He was an introvert working in a people job, dealing with people all day long. He enjoyed this, enjoyed interacting with people, but by Friday he needed the quiet sanctuary of his home. Dealing with people was a kaleidoscopic experience, often wonderful, often sad, always, ultimately, exhausting.

On this Friday, he stopped off to have a drink with her and her friends. They were already drunk and laughing and keen to kick on. He explained his exhaustion and his need to go to his sanctuary and they said they understood. He said he would pick up dinner ingredients and would cook dinner for her. She smiled and said she'd see him soon.

At home, he showered and dressed in his silk sarong. He didn't turn on the TV or music. The silence was sublime. He made a drink and started to prepare their dinner, looking forward to their quiet night in together.

Then his phone buzzed with a message: We are all coming back for dinner. Can you pop the nachos in?

He hoped she was joking but started to prepare a bigger meal just in case, and sure enough the door crashed drunkenly open and they all spilled in, all noise and drunk laughter.

He felt rude as he excused himself, told her he was going to bed. He really needed some solitude and didn't understand why she had done this. He went to bed, and she turned the music up so loud it almost drowned out their raucous talk and laughter.

Music and raucous talk and laughter are happy sounds, and as he fell asleep, he enjoyed these sounds, even though right now they made him feel sad as well.

Eventually the others left, their leaving waking him. She cleaned up and eventually made her way into her room, no longer so happy and talkative.

Silence and darkness; sanctuary at last.

He went out into the darkness of their home to look for something to eat, because it was late and he was hungry.
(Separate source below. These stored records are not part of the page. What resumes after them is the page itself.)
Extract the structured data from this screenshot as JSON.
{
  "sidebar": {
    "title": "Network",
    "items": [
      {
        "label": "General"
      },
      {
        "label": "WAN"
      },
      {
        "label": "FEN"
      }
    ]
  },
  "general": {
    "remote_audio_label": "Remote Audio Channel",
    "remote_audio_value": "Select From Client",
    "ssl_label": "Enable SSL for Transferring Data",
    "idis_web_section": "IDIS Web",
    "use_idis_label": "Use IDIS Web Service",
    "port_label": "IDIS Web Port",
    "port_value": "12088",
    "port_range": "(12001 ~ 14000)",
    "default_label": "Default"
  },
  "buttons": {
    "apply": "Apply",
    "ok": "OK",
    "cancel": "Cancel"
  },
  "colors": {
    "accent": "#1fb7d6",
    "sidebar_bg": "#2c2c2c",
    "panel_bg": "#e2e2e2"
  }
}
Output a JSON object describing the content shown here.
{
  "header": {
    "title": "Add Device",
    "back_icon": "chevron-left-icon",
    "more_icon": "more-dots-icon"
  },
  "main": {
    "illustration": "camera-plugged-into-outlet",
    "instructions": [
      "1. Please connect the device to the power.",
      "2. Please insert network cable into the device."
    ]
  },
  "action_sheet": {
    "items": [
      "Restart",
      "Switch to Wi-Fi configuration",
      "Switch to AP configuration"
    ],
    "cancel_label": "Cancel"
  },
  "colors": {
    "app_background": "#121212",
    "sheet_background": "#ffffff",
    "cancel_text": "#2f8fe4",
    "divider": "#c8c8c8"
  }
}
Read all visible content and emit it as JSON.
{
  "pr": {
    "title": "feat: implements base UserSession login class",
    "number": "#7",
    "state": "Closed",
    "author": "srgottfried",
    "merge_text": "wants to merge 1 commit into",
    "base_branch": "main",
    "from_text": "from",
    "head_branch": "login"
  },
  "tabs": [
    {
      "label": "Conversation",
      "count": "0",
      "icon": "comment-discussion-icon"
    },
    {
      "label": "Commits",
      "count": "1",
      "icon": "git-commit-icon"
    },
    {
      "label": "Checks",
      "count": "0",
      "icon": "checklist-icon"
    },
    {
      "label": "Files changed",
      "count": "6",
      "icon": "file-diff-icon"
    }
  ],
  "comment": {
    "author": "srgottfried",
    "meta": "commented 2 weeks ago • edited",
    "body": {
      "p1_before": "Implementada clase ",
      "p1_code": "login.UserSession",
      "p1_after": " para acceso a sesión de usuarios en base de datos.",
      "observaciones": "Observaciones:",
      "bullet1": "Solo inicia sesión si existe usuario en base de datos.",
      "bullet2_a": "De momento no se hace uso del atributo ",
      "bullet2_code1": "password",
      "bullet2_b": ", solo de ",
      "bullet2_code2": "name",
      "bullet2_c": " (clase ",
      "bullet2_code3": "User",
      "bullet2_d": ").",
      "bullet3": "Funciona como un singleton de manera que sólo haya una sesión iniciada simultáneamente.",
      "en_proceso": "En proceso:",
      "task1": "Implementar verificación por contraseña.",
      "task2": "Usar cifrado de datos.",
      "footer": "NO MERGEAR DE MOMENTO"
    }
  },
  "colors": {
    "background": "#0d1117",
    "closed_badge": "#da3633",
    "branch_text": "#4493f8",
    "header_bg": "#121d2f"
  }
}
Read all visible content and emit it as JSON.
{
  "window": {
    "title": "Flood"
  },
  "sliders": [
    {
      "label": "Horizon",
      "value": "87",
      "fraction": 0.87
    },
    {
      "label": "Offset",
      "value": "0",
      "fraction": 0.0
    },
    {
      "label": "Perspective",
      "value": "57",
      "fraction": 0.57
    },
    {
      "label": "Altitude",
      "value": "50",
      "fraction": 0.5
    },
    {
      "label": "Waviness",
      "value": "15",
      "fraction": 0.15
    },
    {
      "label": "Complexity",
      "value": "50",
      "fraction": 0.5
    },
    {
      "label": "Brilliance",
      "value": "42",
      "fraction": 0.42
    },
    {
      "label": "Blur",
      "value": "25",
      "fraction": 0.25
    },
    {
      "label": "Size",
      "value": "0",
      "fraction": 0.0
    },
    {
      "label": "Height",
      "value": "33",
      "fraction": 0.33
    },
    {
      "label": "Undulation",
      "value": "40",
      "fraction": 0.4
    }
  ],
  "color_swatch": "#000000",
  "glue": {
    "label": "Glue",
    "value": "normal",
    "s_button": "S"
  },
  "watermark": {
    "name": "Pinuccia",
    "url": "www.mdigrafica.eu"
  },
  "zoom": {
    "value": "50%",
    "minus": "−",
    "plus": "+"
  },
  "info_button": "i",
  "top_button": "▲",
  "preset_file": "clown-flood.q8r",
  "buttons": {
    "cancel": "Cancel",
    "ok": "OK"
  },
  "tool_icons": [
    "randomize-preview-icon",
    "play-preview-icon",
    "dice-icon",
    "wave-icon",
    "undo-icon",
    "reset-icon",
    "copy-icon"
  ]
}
He looked for the leftovers of the meal he had started to prepare for them and found that in a final fuck you, she had scraped the leftovers into the garbage bin.

Wednesday, January 11, 2017

Staying Here, For Now

Hey. Hey you, yeah you.
I've got it now,
I understand what's going on.
I'm a guy in this story,
There's no other explanation,
I'm just a guy in this story.

I'm this guy in this story
About love
And missed opportunities
And understanding
And misunderstanding
And understanding
That life is eternal
But our brief experience of it
Is fleeting.

I'm a story.
You are a story.
He told a story,
She heard his story,
They became a part of each others story.

Out there in the universe,
That vast, vast universe,
They held hands and looked
Into each others cosmic eyes.

Transmission of information,
He didn't know how.
You have to stay on this planet,
You must stay here,
Said in a strange and distant voice.

Really, you need to stay here.

Why are you saying this?
Why are you saying these things?
Why are you saying this?
I don't understand why you are saying this.

She said,
Because I know.
I know what you are going to do.
I know. I see you, and I know.
You need to stay here and tell your stories
And help people.

And I will stay here and help people,
Even though right now
I also want to leave.
Okay, he said, not now,
I'll stay for now
If you stay too.
And she said that she will stay too.

For now.